﻿ Principia Mathematica

# Principia Mathematica

Principia Mathematica ( " Mathematical Principles " and " Fundamentals of Mathematics " ) is a work in three volumes on the Foundations of Mathematics by Bertrand Russell and Alfred North Whitehead, first published between 1910 and 1913. Principia Mathematica represent the attempt, all mathematical derive truths from a well-defined set of axioms and inference rules ( inference rules of symbolic logic ), as proposed by the Hilbert program. On several hundred pages a repertoire of words and symbols starts by noting that forms the foundation for later derivation of arithmetic. The derivation of mathematics from logic refuted some hitherto widespread beliefs about the nature of mathematical knowledge. One can see it as a proof that they are neither empirically nor were synthetic a priori (the latter Kant had assumed ), but linguistic in nature and thus formally logically justifiable, ie analytic a priori.

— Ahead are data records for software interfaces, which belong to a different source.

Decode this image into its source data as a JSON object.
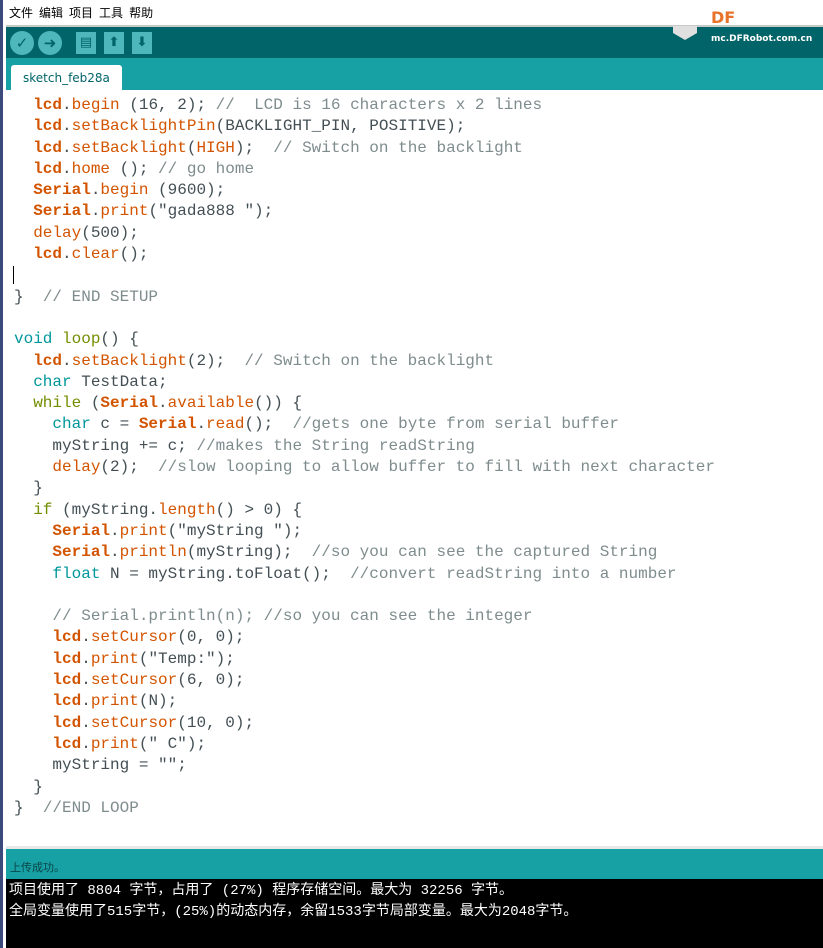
{
  "menu": [
    "文件",
    "编辑",
    "项目",
    "工具",
    "帮助"
  ],
  "toolbar": {
    "verify": "✓",
    "upload": "➜",
    "new": "▤",
    "open": "⬆",
    "save": "⬇"
  },
  "logo": {
    "brand": "DF",
    "url": "mc.DFRobot.com.cn"
  },
  "tab": {
    "label": "sketch_feb28a"
  },
  "colors": {
    "toolbar": "#006468",
    "accent": "#17a1a5",
    "function": "#d35400",
    "type": "#00979c",
    "control": "#728e00",
    "comment": "#7f8c8d"
  },
  "code": [
    [
      [
        "p",
        "  "
      ],
      [
        "kb",
        "lcd"
      ],
      [
        "p",
        "."
      ],
      [
        "k",
        "begin"
      ],
      [
        "p",
        " (16, 2); "
      ],
      [
        "cm",
        "//  LCD is 16 characters x 2 lines"
      ]
    ],
    [
      [
        "p",
        "  "
      ],
      [
        "kb",
        "lcd"
      ],
      [
        "p",
        "."
      ],
      [
        "k",
        "setBacklightPin"
      ],
      [
        "p",
        "(BACKLIGHT_PIN, POSITIVE);"
      ]
    ],
    [
      [
        "p",
        "  "
      ],
      [
        "kb",
        "lcd"
      ],
      [
        "p",
        "."
      ],
      [
        "k",
        "setBacklight"
      ],
      [
        "p",
        "("
      ],
      [
        "k",
        "HIGH"
      ],
      [
        "p",
        ");  "
      ],
      [
        "cm",
        "// Switch on the backlight"
      ]
    ],
    [
      [
        "p",
        "  "
      ],
      [
        "kb",
        "lcd"
      ],
      [
        "p",
        "."
      ],
      [
        "k",
        "home"
      ],
      [
        "p",
        " (); "
      ],
      [
        "cm",
        "// go home"
      ]
    ],
    [
      [
        "p",
        "  "
      ],
      [
        "kb",
        "Serial"
      ],
      [
        "p",
        "."
      ],
      [
        "k",
        "begin"
      ],
      [
        "p",
        " (9600);"
      ]
    ],
    [
      [
        "p",
        "  "
      ],
      [
        "kb",
        "Serial"
      ],
      [
        "p",
        "."
      ],
      [
        "k",
        "print"
      ],
      [
        "p",
        "(\"gada888 \");"
      ]
    ],
    [
      [
        "p",
        "  "
      ],
      [
        "k",
        "delay"
      ],
      [
        "p",
        "(500);"
      ]
    ],
    [
      [
        "p",
        "  "
      ],
      [
        "kb",
        "lcd"
      ],
      [
        "p",
        "."
      ],
      [
        "k",
        "clear"
      ],
      [
        "p",
        "();"
      ]
    ],
    [
      [
        "p",
        ""
      ]
    ],
    [
      [
        "p",
        "}  "
      ],
      [
        "cm",
        "// END SETUP"
      ]
    ],
    [
      [
        "p",
        ""
      ]
    ],
    [
      [
        "t",
        "void"
      ],
      [
        "p",
        " "
      ],
      [
        "c",
        "loop"
      ],
      [
        "p",
        "() {"
      ]
    ],
    [
      [
        "p",
        "  "
      ],
      [
        "kb",
        "lcd"
      ],
      [
        "p",
        "."
      ],
      [
        "k",
        "setBacklight"
      ],
      [
        "p",
        "(2);  "
      ],
      [
        "cm",
        "// Switch on the backlight"
      ]
    ],
    [
      [
        "p",
        "  "
      ],
      [
        "t",
        "char"
      ],
      [
        "p",
        " TestData;"
      ]
    ],
    [
      [
        "p",
        "  "
      ],
      [
        "c",
        "while"
      ],
      [
        "p",
        " ("
      ],
      [
        "kb",
        "Serial"
      ],
      [
        "p",
        "."
      ],
      [
        "k",
        "available"
      ],
      [
        "p",
        "()) {"
      ]
    ],
    [
      [
        "p",
        "    "
      ],
      [
        "t",
        "char"
      ],
      [
        "p",
        " c = "
      ],
      [
        "kb",
        "Serial"
      ],
      [
        "p",
        "."
      ],
      [
        "k",
        "read"
      ],
      [
        "p",
        "();  "
      ],
      [
        "cm",
        "//gets one byte from serial buffer"
      ]
    ],
    [
      [
        "p",
        "    myString += c; "
      ],
      [
        "cm",
        "//makes the String readString"
      ]
    ],
    [
      [
        "p",
        "    "
      ],
      [
        "k",
        "delay"
      ],
      [
        "p",
        "(2);  "
      ],
      [
        "cm",
        "//slow looping to allow buffer to fill with next character"
      ]
    ],
    [
      [
        "p",
        "  }"
      ]
    ],
    [
      [
        "p",
        "  "
      ],
      [
        "c",
        "if"
      ],
      [
        "p",
        " (myString."
      ],
      [
        "k",
        "length"
      ],
      [
        "p",
        "() > 0) {"
      ]
    ],
    [
      [
        "p",
        "    "
      ],
      [
        "kb",
        "Serial"
      ],
      [
        "p",
        "."
      ],
      [
        "k",
        "print"
      ],
      [
        "p",
        "(\"myString \");"
      ]
    ],
    [
      [
        "p",
        "    "
      ],
      [
        "kb",
        "Serial"
      ],
      [
        "p",
        "."
      ],
      [
        "k",
        "println"
      ],
      [
        "p",
        "(myString);  "
      ],
      [
        "cm",
        "//so you can see the captured String"
      ]
    ],
    [
      [
        "p",
        "    "
      ],
      [
        "t",
        "float"
      ],
      [
        "p",
        " N = myString.toFloat();  "
      ],
      [
        "cm",
        "//convert readString into a number"
      ]
    ],
    [
      [
        "p",
        ""
      ]
    ],
    [
      [
        "p",
        "    "
      ],
      [
        "cm",
        "// Serial.println(n); //so you can see the integer"
      ]
    ],
    [
      [
        "p",
        "    "
      ],
      [
        "kb",
        "lcd"
      ],
      [
        "p",
        "."
      ],
      [
        "k",
        "setCursor"
      ],
      [
        "p",
        "(0, 0);"
      ]
    ],
    [
      [
        "p",
        "    "
      ],
      [
        "kb",
        "lcd"
      ],
      [
        "p",
        "."
      ],
      [
        "k",
        "print"
      ],
      [
        "p",
        "(\"Temp:\");"
      ]
    ],
    [
      [
        "p",
        "    "
      ],
      [
        "kb",
        "lcd"
      ],
      [
        "p",
        "."
      ],
      [
        "k",
        "setCursor"
      ],
      [
        "p",
        "(6, 0);"
      ]
    ],
    [
      [
        "p",
        "    "
      ],
      [
        "kb",
        "lcd"
      ],
      [
        "p",
        "."
      ],
      [
        "k",
        "print"
      ],
      [
        "p",
        "(N);"
      ]
    ],
    [
      [
        "p",
        "    "
      ],
      [
        "kb",
        "lcd"
      ],
      [
        "p",
        "."
      ],
      [
        "k",
        "setCursor"
      ],
      [
        "p",
        "(10, 0);"
      ]
    ],
    [
      [
        "p",
        "    "
      ],
      [
        "kb",
        "lcd"
      ],
      [
        "p",
        "."
      ],
      [
        "k",
        "print"
      ],
      [
        "p",
        "(\" C\");"
      ]
    ],
    [
      [
        "p",
        "    myString = \"\";"
      ]
    ],
    [
      [
        "p",
        "  }"
      ]
    ],
    [
      [
        "p",
        "}  "
      ],
      [
        "cm",
        "//END LOOP"
      ]
    ]
  ],
  "status": {
    "message": "上传成功。"
  },
  "console": [
    "项目使用了 8804 字节，占用了 (27%) 程序存储空间。最大为 32256 字节。",
    "全局变量使用了515字节，(25%)的动态内存，余留1533字节局部变量。最大为2048字节。"
  ]
}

## Area of ​​interest

The Principia treat only the quantity theory, the cardinal numbers, the ordinal numbers and the real numbers; deeper sets of real analysis are not included, but towards the end of the third volume is clear that the entire known mathematics can in principle be developed from the presented formalism.

## Precursor

An important inspiration and basis of Gottlob Frege's Principia Mathematica forms arithmetic of 1893, whose base is a lot of calculus in which Russell discovered Russell's antinomy itself. From the set of all sets that do not contain themselves results This contradiction and other contradictions of naive set theory he solved by its type theory from 1908 that became the basis of Principia Mathematica.

Another important foundation of Prinicipia Mathematica is the formulary ( Formulaire ) by Giuseppe Peano, as amended in 1903; from her Russell took the symbolic notation and many formulas (already in his theory of types ).

## Follow

However, it was initially unclear whether this system of axioms and rules of inference is consistent and whether all true propositions could be derived in this way. That this is not possible, showed a few years later Kurt Gödel with his incompleteness theorem, which he expounded in his work About formally undecidable propositions of Principia Mathematica and related systems I..

661302
de